Time’s current issue is chock-full of Callie Shell photos, the news magazine benefiting from her incredible access to the first family on inauguration day. But on Jan 5, Shell took pictures in a very different role than her journalistic one—allowing her work to be sent out as official White House transition press releases.
Shell’s dual roles have blurred the lines of journalism, leaving Time embarrassed and White House photographers stewing.
The article continues:
[The day after the inauguration], Time.com published the first photo of Obama in the oval office—a much-talked-about shot of the new president on the phone at his desk, coolly breaking Bush White House tradition of appearing sans jacket.

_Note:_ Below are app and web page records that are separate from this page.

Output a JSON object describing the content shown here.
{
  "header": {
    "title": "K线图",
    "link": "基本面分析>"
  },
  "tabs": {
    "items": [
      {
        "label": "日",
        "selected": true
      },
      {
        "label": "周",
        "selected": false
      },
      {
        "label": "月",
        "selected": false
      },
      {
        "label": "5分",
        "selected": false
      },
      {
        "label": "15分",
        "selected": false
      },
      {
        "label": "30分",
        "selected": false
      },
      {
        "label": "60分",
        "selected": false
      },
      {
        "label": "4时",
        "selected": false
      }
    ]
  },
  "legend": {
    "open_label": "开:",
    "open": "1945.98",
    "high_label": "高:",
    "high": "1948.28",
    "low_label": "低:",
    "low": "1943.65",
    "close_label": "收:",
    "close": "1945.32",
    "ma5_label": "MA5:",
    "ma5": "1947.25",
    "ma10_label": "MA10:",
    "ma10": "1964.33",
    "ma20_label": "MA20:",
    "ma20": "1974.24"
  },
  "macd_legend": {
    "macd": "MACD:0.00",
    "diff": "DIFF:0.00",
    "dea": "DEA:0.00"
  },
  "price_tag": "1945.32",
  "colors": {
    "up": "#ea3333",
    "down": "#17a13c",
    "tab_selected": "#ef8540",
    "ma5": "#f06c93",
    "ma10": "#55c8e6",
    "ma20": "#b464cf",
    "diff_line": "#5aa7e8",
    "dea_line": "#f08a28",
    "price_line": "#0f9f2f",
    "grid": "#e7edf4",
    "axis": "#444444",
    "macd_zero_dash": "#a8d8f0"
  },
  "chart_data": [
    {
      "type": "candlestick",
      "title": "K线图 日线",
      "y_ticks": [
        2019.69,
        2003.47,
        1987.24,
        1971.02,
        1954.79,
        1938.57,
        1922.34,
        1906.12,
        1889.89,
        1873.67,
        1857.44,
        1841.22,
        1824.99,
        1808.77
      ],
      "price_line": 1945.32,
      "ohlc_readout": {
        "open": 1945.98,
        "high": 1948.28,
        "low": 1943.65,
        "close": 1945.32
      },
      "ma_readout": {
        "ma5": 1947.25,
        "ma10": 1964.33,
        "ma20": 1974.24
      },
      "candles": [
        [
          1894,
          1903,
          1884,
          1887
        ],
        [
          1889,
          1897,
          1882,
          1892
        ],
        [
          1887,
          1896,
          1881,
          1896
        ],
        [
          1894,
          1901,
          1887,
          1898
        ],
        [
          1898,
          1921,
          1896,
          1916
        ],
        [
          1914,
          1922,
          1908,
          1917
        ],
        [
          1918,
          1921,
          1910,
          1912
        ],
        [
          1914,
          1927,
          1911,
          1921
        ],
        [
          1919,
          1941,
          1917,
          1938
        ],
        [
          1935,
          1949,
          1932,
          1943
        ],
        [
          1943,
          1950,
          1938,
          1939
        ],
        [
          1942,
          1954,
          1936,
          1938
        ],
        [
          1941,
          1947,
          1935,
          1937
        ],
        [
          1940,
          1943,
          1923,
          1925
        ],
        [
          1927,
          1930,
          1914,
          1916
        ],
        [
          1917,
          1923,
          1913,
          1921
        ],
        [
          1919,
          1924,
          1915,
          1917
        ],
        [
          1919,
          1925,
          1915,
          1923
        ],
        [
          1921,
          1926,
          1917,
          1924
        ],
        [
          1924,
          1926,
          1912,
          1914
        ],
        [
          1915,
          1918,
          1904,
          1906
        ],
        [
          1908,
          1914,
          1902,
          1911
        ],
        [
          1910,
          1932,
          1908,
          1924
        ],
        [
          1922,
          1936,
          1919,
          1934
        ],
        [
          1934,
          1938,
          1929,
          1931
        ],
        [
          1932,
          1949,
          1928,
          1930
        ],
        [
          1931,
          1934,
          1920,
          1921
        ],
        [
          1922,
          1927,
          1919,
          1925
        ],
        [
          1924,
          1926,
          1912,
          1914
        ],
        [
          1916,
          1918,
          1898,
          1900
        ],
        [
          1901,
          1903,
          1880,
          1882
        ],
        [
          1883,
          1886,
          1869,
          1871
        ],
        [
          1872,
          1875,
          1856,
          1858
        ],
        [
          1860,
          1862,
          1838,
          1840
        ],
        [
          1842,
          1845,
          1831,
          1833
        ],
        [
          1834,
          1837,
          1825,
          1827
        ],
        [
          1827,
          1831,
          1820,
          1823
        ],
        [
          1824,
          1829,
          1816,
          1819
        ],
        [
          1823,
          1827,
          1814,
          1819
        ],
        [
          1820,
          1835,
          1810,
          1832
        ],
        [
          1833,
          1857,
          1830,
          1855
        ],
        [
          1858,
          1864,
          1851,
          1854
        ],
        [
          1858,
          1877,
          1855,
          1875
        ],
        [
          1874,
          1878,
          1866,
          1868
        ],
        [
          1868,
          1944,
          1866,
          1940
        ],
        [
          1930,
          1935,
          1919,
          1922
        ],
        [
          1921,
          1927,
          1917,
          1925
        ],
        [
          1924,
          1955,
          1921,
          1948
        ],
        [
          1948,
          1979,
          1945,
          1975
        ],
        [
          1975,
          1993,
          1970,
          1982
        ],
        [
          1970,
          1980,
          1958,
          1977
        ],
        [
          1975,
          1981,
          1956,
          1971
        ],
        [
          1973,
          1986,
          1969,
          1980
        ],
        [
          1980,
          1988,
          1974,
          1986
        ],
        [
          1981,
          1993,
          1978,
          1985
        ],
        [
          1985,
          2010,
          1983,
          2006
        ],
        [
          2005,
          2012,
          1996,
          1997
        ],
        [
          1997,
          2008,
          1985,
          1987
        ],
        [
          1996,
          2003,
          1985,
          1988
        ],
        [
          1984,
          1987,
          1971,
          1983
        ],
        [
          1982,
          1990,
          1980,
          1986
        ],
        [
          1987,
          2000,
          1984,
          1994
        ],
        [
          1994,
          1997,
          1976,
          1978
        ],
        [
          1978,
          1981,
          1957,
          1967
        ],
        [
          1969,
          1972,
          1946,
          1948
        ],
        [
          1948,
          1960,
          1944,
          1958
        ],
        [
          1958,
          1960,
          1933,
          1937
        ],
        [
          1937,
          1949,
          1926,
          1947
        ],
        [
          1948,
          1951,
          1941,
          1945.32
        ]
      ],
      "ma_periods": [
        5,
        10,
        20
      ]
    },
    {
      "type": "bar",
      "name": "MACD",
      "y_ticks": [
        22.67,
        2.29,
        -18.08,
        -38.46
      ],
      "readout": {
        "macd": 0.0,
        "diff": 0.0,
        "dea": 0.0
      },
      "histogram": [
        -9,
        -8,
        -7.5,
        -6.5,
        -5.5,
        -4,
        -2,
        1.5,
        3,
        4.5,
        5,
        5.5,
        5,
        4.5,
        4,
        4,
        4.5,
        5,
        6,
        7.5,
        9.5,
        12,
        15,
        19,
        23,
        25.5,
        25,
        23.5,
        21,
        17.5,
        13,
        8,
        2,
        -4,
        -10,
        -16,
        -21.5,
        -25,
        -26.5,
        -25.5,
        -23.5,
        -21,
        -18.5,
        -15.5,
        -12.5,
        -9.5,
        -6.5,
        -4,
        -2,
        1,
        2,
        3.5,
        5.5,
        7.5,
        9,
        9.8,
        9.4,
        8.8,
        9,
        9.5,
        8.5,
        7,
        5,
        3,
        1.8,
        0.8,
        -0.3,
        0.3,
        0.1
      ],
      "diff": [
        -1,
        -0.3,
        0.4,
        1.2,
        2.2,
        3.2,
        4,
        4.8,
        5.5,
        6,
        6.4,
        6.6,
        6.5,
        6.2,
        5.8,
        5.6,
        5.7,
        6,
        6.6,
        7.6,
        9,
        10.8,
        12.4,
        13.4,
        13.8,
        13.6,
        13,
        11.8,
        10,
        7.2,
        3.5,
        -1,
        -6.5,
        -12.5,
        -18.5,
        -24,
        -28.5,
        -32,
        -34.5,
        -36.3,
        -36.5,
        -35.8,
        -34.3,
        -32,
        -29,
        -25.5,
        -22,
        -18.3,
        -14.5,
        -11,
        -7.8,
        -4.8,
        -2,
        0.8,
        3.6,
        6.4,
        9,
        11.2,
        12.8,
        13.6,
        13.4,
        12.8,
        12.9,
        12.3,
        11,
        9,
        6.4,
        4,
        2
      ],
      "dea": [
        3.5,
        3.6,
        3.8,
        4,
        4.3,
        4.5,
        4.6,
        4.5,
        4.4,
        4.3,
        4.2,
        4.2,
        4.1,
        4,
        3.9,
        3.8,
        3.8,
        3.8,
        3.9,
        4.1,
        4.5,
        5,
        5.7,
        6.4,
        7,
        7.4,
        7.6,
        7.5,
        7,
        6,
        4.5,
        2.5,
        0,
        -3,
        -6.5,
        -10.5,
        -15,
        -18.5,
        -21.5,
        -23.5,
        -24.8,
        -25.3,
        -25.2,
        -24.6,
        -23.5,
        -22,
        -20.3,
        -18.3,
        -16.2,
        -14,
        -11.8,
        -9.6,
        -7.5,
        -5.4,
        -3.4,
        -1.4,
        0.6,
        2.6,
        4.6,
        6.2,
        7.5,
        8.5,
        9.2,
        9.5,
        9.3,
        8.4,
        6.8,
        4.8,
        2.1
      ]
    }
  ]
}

Conversely, three wires services—the AP, Reuters, and Agence France-Presse—were not given access to the oval office, as is customary on day one, and later refused to distribute the White House-approved photos.
Michael Oreskes, the AP’s managing editor for U.S. News, called the approved shots “visual press releases.”
Oreskes comment hits on a common double standard between print journalism and photo-journalism. Of course, a newspaper editor wouldn’t plunk a White House press release verbatim on page one, but it’s more acceptable give A1 real estate to a White House-approved photo. . .
In Shell’s case, her friendly gestures—whether photographing the girls or giving away pictures—has seemed like a too-cozy relationship to some in the press corps.
“The real problem lies in the perception,” said one White House photographer. “Do [readers] think when they pick up Time magazine they are getting objective coverage?”
Look, this isn’t hard to understand. Shell does some moonlighting work for the Obama transition, pro bono. The Obama White House, in return for the favor and because it knows Shell’s work will be favorable, gives Time exclusive access to the Oval Office on inauguration day. Both Time and President Obama win. Journalistic integrity loses, but it usually does.